Senior Management Analyst Janine Zúñiga gave background on the 2021 National Community Survey, citing that the first one was performed in 2003, with follow-ups in 2011 and 2014. She introduced Polco Founder and CEO Nick Mastronardi, who presented the highlights of the survey which was conducted from March 25 to May 11, 2021. It was a multi-wave, multimodality survey, mailed to 2700 homes. There were 594 responses, approximately 24 percent, which he said was actually good, considering the average is now about 15 percent, with a decline in responses over the last five years. He stated that the results were statistically weighted to reflect Coronado overall. He noted that they conduct surveys in top performing cities in 43 states and he was impressed with Coronado’s results.
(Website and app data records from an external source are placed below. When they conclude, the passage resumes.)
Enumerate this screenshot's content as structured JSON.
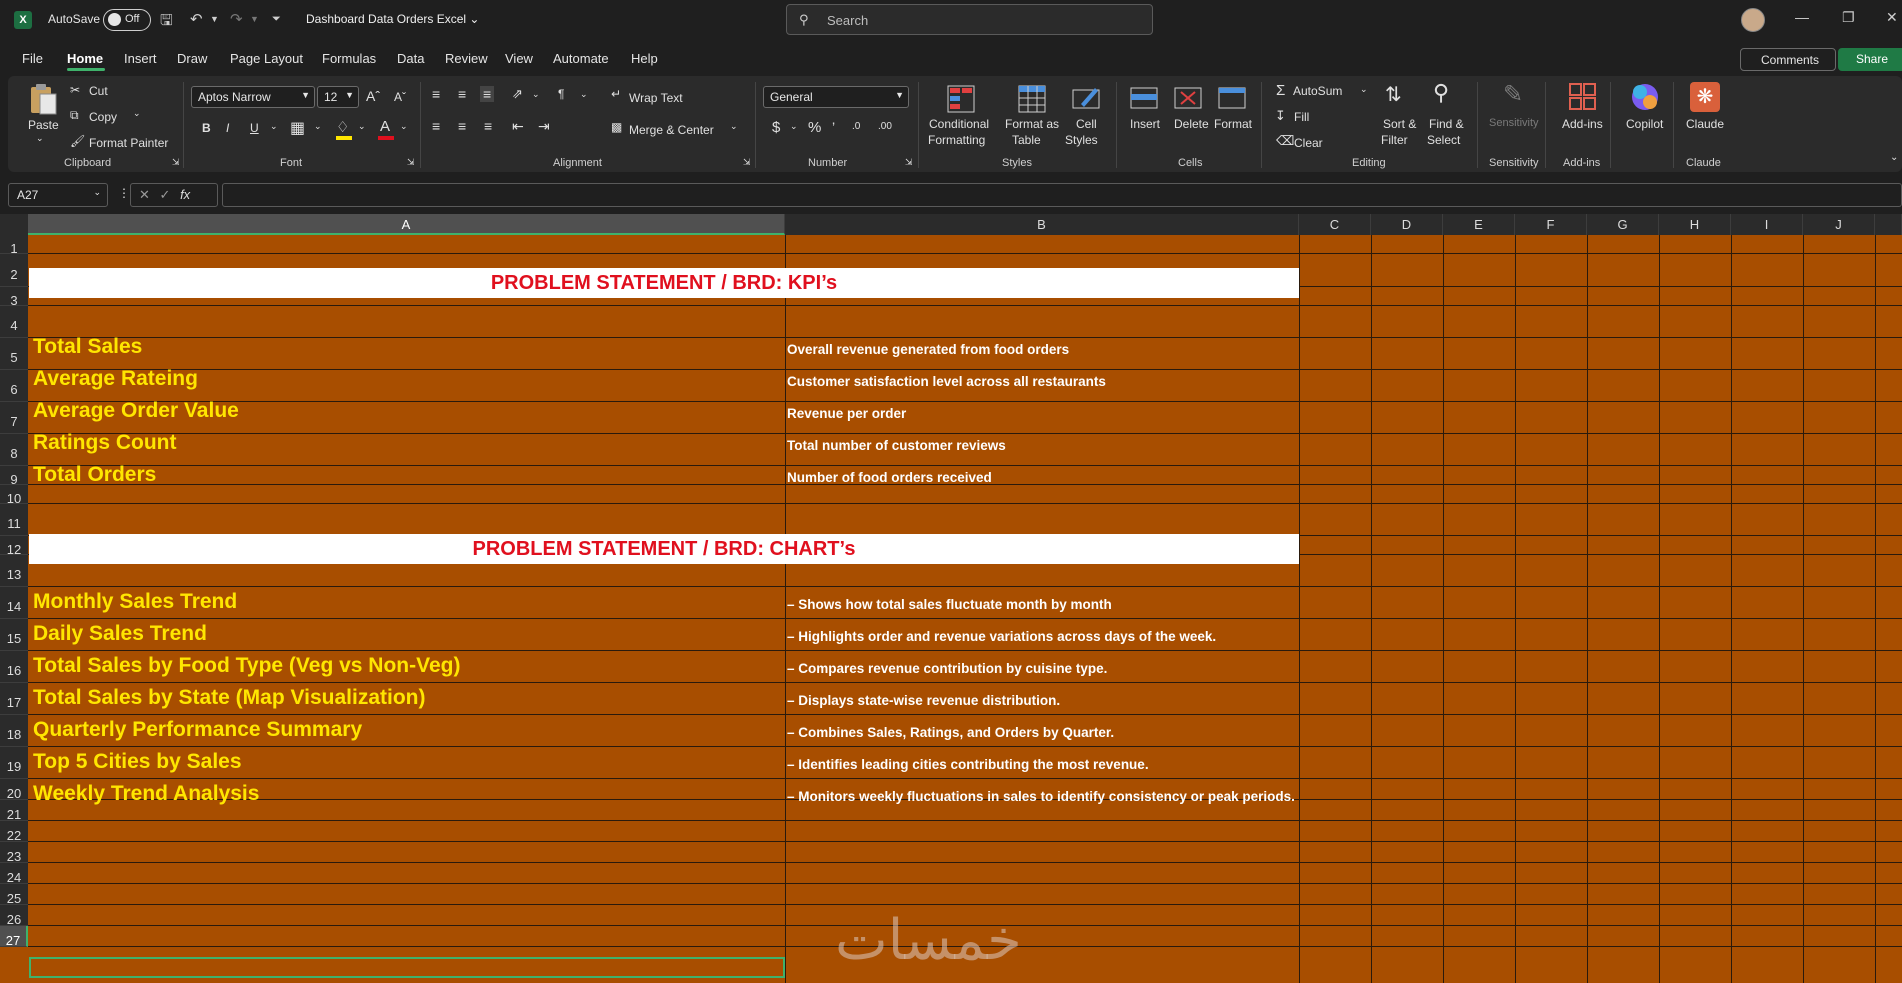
{
  "app": {
    "autosave_label": "AutoSave",
    "autosave_state": "Off",
    "doc_title": "Dashboard Data Orders Excel",
    "search_placeholder": "Search"
  },
  "menu": [
    "File",
    "Home",
    "Insert",
    "Draw",
    "Page Layout",
    "Formulas",
    "Data",
    "Review",
    "View",
    "Automate",
    "Help"
  ],
  "menu_active": "Home",
  "header_buttons": {
    "comments": "Comments",
    "share": "Share"
  },
  "ribbon": {
    "clipboard": {
      "paste": "Paste",
      "cut": "Cut",
      "copy": "Copy",
      "format_painter": "Format Painter",
      "label": "Clipboard"
    },
    "font": {
      "name": "Aptos Narrow",
      "size": "12",
      "label": "Font"
    },
    "alignment": {
      "wrap_text": "Wrap Text",
      "merge_center": "Merge & Center",
      "label": "Alignment"
    },
    "number": {
      "format": "General",
      "label": "Number"
    },
    "styles": {
      "conditional": "Conditional",
      "conditional2": "Formatting",
      "format_as": "Format as",
      "format_as2": "Table",
      "cell": "Cell",
      "cell2": "Styles",
      "label": "Styles"
    },
    "cells": {
      "insert": "Insert",
      "delete": "Delete",
      "format": "Format",
      "label": "Cells"
    },
    "editing": {
      "autosum": "AutoSum",
      "fill": "Fill",
      "clear": "Clear",
      "sort": "Sort &",
      "sort2": "Filter",
      "find": "Find &",
      "find2": "Select",
      "label": "Editing"
    },
    "sensitivity": {
      "btn": "Sensitivity",
      "label": "Sensitivity"
    },
    "addins": {
      "btn": "Add-ins",
      "label": "Add-ins"
    },
    "copilot": {
      "btn": "Copilot"
    },
    "claude": {
      "btn": "Claude",
      "label": "Claude"
    }
  },
  "formula_bar": {
    "name_box": "A27",
    "fx": "fx",
    "value": ""
  },
  "columns": [
    "A",
    "B",
    "C",
    "D",
    "E",
    "F",
    "G",
    "H",
    "I",
    "J"
  ],
  "rows": [
    "1",
    "2",
    "3",
    "4",
    "5",
    "6",
    "7",
    "8",
    "9",
    "10",
    "11",
    "12",
    "13",
    "14",
    "15",
    "16",
    "17",
    "18",
    "19",
    "20",
    "21",
    "22",
    "23",
    "24",
    "25",
    "26",
    "27"
  ],
  "sheet": {
    "banner_kpi": "PROBLEM STATEMENT / BRD: KPI’s",
    "banner_chart": "PROBLEM STATEMENT / BRD: CHART’s",
    "kpis": [
      {
        "name": "Total Sales",
        "desc": "Overall revenue generated from food orders"
      },
      {
        "name": "Average Rateing",
        "desc": "Customer satisfaction level across all restaurants"
      },
      {
        "name": "Average Order Value",
        "desc": "Revenue per order"
      },
      {
        "name": "Ratings Count",
        "desc": "Total number of customer reviews"
      },
      {
        "name": "Total Orders",
        "desc": "Number of food orders received"
      }
    ],
    "charts": [
      {
        "name": "Monthly Sales Trend",
        "desc": "– Shows how total sales fluctuate month by month"
      },
      {
        "name": "Daily Sales Trend",
        "desc": " – Highlights order and revenue variations across days of the week."
      },
      {
        "name": "Total Sales by Food Type (Veg vs Non-Veg)",
        "desc": "– Compares revenue contribution by cuisine type."
      },
      {
        "name": "Total Sales by State (Map Visualization)",
        "desc": " – Displays state-wise revenue distribution."
      },
      {
        "name": "Quarterly Performance Summary",
        "desc": "– Combines Sales, Ratings, and Orders by Quarter."
      },
      {
        "name": "Top 5 Cities by Sales",
        "desc": "– Identifies leading cities contributing the most revenue."
      },
      {
        "name": "Weekly Trend Analysis",
        "desc": "– Monitors weekly fluctuations in sales to identify consistency or peak periods."
      }
    ]
  },
  "watermark": "خمسات",
  "colors": {
    "sheet_fill": "#a84e00",
    "kpi_text": "#ffe600",
    "banner_text": "#e0101e",
    "accent": "#3fb26b"
  }
}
Some highlights include 94 percent and above of residents like the quality of life in Coronado; local government ratings scored higher than the national average and improved by 10 percent; improved ratings for health and wellness were cited; with growth and density issues continuing to be a concern. To view detailed survey results, check out www.coronado.ca.us/government/about/citizen_satisfaction_survey.
We’d be remiss not to mention the impassioned plea from Julia Viera regarding saving the historic scored sidewalks that she grew up roller skating on throughout the village. She made the same appeal in July 2019 and was told that the city standard would be to require all new sidewalks be scored to match the historic look of the original ones. Viera recently came across some new sidewalks in the 900 block of F Avenue that were not scored and she was concerned. She was assured that all sidewalks will be saw cut to match the historical template and she considered this her 95th birthday present.